_WORK TO BE COMPLETED_. The answer must be every line from the entries below that contains "this".

_PROVIDED ENTRIES_.

↓

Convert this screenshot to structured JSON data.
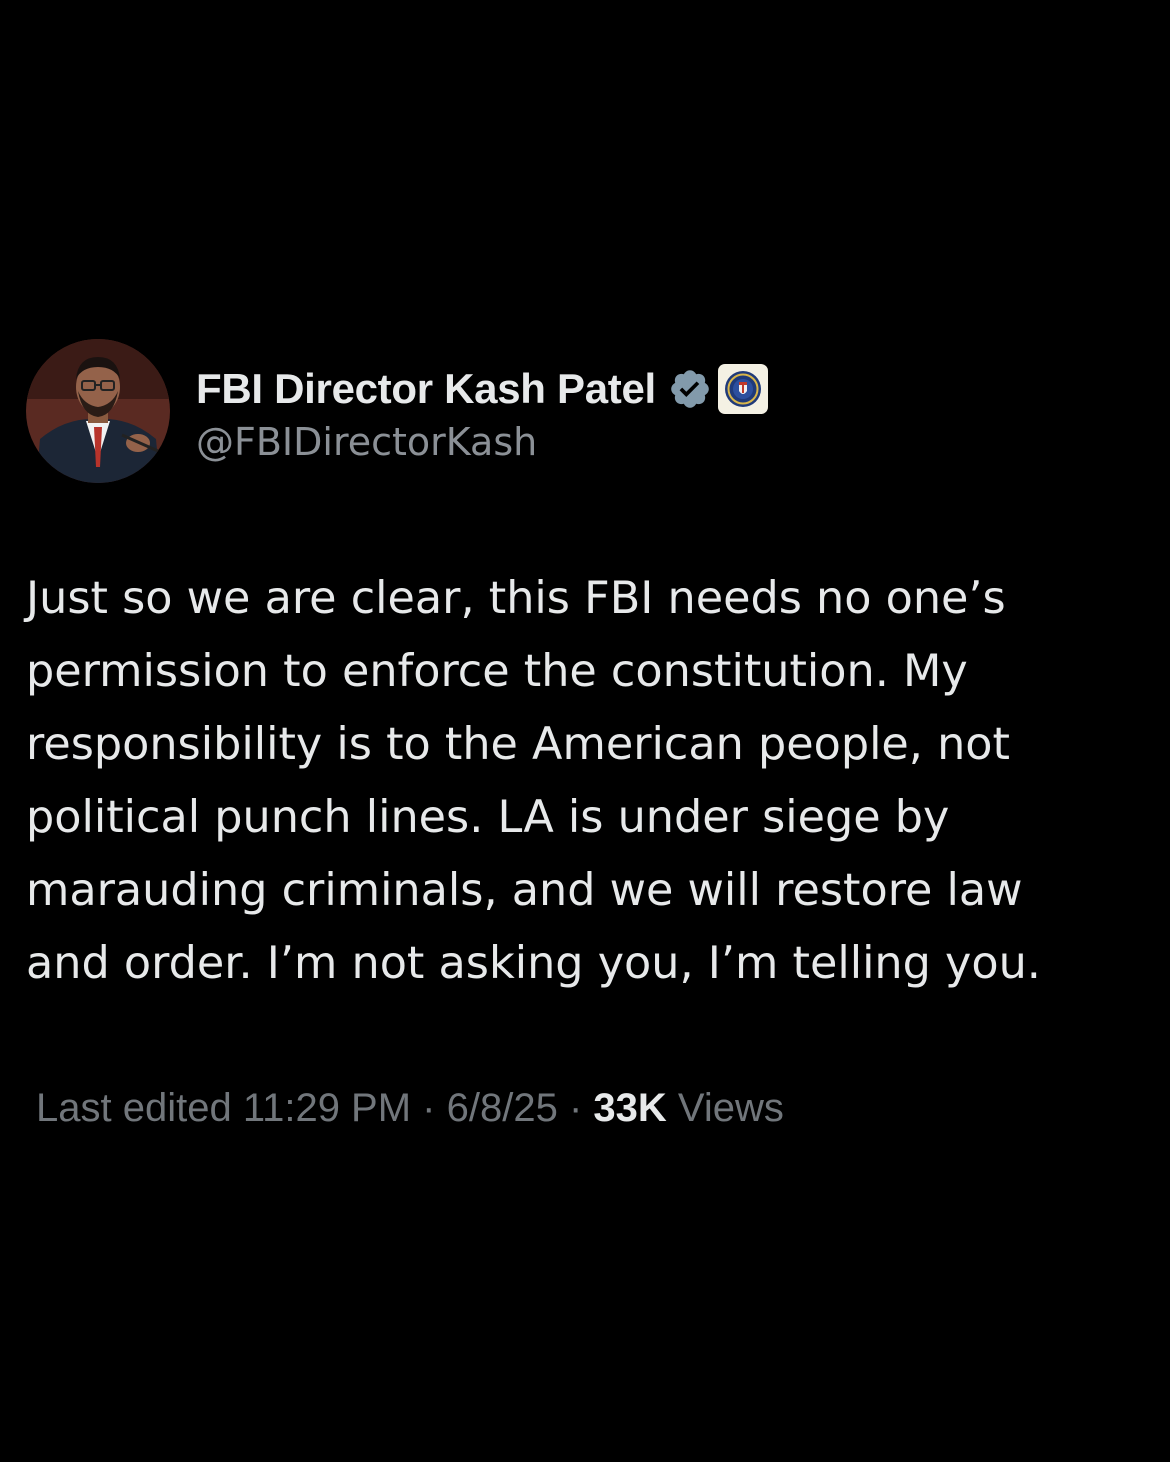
{
  "tweet": {
    "author": {
      "display_name": "FBI Director Kash Patel",
      "handle": "@FBIDirectorKash",
      "avatar_icon": "profile-photo-avatar",
      "verified_icon": "verified-badge-icon",
      "verified_color": "#829aab",
      "affiliate_icon": "fbi-seal-icon"
    },
    "text_lines": [
      "Just so we are clear, this FBI needs no one’s",
      "permission to enforce the constitution. My",
      "responsibility is to the American people, not",
      "political punch lines. LA is under siege by",
      "marauding criminals, and we will restore law",
      "and order. I’m not asking you, I’m telling you."
    ],
    "meta": {
      "edited_label": "Last edited 11:29 PM · 6/8/25",
      "separator": " · ",
      "views_count": "33K",
      "views_label": " Views"
    }
  },
  "colors": {
    "background": "#000000",
    "primary_text": "#e7e9ea",
    "secondary_text": "#71767b"
  }
}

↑

_ANSWER TO THE PROBLEM_.
Convert this screenshot to structured JSON data.
      "Just so we are clear, this FBI needs no one’s",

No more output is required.